:: The task ::
Collect all lines containing the word "name" from the data.

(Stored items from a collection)
◆ ◆ ◆ ◆

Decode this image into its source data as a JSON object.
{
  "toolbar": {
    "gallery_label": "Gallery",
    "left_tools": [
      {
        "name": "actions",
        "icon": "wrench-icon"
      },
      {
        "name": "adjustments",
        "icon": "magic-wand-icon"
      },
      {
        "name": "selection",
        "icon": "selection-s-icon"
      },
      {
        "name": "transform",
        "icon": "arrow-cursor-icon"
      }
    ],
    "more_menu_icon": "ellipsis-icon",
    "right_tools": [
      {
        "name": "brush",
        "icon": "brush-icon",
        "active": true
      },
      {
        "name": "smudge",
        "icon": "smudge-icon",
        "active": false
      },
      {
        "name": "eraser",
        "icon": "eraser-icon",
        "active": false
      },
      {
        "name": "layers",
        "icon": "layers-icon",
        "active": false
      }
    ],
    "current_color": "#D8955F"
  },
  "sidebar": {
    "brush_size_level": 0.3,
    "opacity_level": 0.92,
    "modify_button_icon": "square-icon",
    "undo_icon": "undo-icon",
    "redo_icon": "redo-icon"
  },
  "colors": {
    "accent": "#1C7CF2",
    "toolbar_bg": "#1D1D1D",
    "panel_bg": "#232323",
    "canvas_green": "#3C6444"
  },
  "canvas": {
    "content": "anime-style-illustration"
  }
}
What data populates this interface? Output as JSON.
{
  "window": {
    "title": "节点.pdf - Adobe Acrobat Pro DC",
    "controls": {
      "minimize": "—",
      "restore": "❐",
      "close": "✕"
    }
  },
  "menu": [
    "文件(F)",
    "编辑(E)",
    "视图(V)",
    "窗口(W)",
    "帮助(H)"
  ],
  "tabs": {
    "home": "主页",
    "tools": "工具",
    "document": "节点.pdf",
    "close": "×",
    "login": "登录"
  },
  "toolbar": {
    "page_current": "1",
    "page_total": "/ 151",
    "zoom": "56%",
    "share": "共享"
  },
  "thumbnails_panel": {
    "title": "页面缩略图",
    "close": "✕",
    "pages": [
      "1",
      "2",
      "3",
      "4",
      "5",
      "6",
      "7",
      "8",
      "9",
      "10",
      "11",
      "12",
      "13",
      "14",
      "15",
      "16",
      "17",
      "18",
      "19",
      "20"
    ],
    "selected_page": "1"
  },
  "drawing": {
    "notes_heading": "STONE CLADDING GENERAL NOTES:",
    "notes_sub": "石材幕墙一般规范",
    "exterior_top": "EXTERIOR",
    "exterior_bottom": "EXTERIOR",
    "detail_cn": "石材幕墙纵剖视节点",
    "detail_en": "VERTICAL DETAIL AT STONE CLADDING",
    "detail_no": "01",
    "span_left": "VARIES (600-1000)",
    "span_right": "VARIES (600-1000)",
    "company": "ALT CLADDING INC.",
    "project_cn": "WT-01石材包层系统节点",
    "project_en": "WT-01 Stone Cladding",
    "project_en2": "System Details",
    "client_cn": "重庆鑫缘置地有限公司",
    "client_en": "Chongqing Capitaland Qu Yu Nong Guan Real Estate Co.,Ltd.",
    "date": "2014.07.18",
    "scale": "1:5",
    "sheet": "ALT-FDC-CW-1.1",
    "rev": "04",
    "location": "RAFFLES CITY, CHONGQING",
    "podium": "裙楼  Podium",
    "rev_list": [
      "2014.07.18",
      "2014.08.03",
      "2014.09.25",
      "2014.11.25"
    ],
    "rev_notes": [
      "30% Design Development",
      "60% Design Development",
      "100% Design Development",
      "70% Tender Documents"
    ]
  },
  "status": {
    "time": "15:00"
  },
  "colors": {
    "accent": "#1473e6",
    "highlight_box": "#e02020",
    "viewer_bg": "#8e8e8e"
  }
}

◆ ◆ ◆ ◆

:: Task result ::
        "name": "actions",
        "name": "adjustments",
        "name": "selection",
        "name": "transform",
        "name": "brush",
        "name": "smudge",
        "name": "eraser",
        "name": "layers",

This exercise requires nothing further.